CMS is listening. Are you part of the conversation?

Friday, February 24, 2012

My main takeaway from the CMS's Health Care Innovations Summit on Jan. 26 is that CMS is definitely trying to dispel any notion that it might be a slow moving, bureaucratic agency. The Center for Medicare & Medicaid Innovation (CMI) has $10 billion to invest in innovative ideas. The health reform law requires CMI to test payment and service delivery models to determine their effectiveness at controlling expenditures while delivering quality care to beneficiaries within the Medicare, Medicaid or the State Children's Health Insurance Program (CHIP). Moving beyond the traditional demonstration projects CMS has conducted for 40 years, the agency now has the authority to implement CMI projects of unlimited duration on a national basis if they reduce government spending and improve the quality of care. Marilyn Tavenner, the new acting administrator of CMS, and Dr. Rick Gilfillan, the head of CMI, made it clear that every project at CMI would be measured against CMS's three-part aim: better care and better health at lower costs through continuous improvement.

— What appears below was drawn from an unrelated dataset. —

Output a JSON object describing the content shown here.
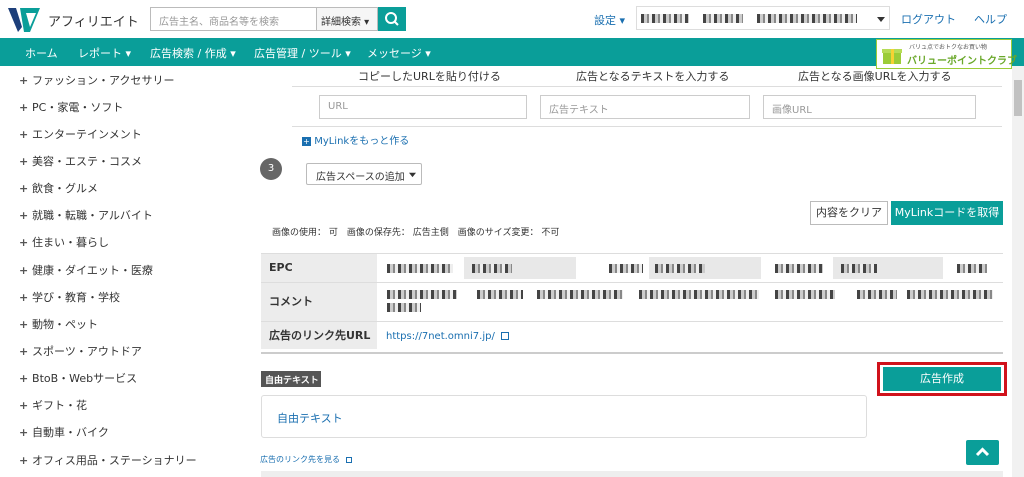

CMS infused energy and enthusiasm typically not associated with federal agencies into the Summit. The excitement of federal speakers gave the Summit the feel of a SalesForce or Facebook technology industry event. The attitude framed CMS as more innovative and accessible. This is impressive for an agency that spends $760 million annually for care for seniors, people with disabilities and people of limited means, and that is responsible for $0.35 of every healthcare dollar spent in the United States before it implements the health insurance exchanges required by the health reform law.

In addition to speeches by Tavenner and Dr. Gilfillan, key government officials and opinion leaders delivered remarks, including Jonathan Blum, director for the Center for Medicare; Aneesh Chopra, U.S. Chief Technology Officer; Todd Park, Chief Technology Officer for the U.S. Department of Health and Human Services; and Atul Gawande, MD, MPH, surgeon, writer and public health researcher.

CMS's new approach is refreshing and CMI should host more events focusing on health innovation, but there is room for improvement. For example, CMI billed the Summit as an opportunity for knowledge sharing between innovators with the intent to drive transformation of the healthcare system. While the speeches were great, almost 1,000 innovators spent most of the day in their seats listening to speeches without an opportunity to offer comments or ask questions. The lack of an attendee list hampered the ability of innovators to network with potential partners. CMS should provide brief descriptions and contact information from the thousands of organizations that submitted applications to present at the Summit that were not selected for an "ignite talk." Such a publication will allow attendees and others to network and share ideas, capitalizing on the Summit's momentum.  

The Summit did not highlight any home medical equipment (HME) providers. One home medical technology was part of a featured innovation program, CareMore. That program reduced hospital admissions by 50% using wireless scales to remotely monitor weight in patients with congestive heart failure. Nevertheless, there is an opportunity for HME providers to get in the game by collaborating with health insurers, health systems, long-term care facilities, home health agencies and other entities that currently provide CMS covered services. For example, HME manufacturers and suppliers could work with health insurers to show how payment systems for HME other than a fee schedule or competitive bidding could improve the quality  of care provided to Medicare, Medicaid or CHIP beneficiaries while reducing program costs. Like other innovators, it is imperative that HME innovators take a proactive approach, develop entrepreneurial ideas and bring those ideas to CMI's attention rather than waiting for CMI to announce a specific opportunity. 

Overall, the CMI Summit was a great start and I hope CMS will build on this experience and sponsor other types of events that engage the private sector. As Todd Park said at the Summit, "There is no problem America can't invent its way out of." The United States will have to invent a politically palatable, economically sound alternative to fee-for-service to enable the delivery of quality care while managing costs. HME providers can and should be part of that solution. The majority of the $10 billion remains available for new ideas that improve the quality of care while reducing federal healthcare costs. Innovative HME providers should seize the opportunity to pitch their ideas to CMI and demonstrate how the industry can contribute to healthcareinnovation. hme

Jim Scott is the president and CEO of Applied Policy, a health policy and reimbursement consulting firm. Reach him at 202-558-5272, or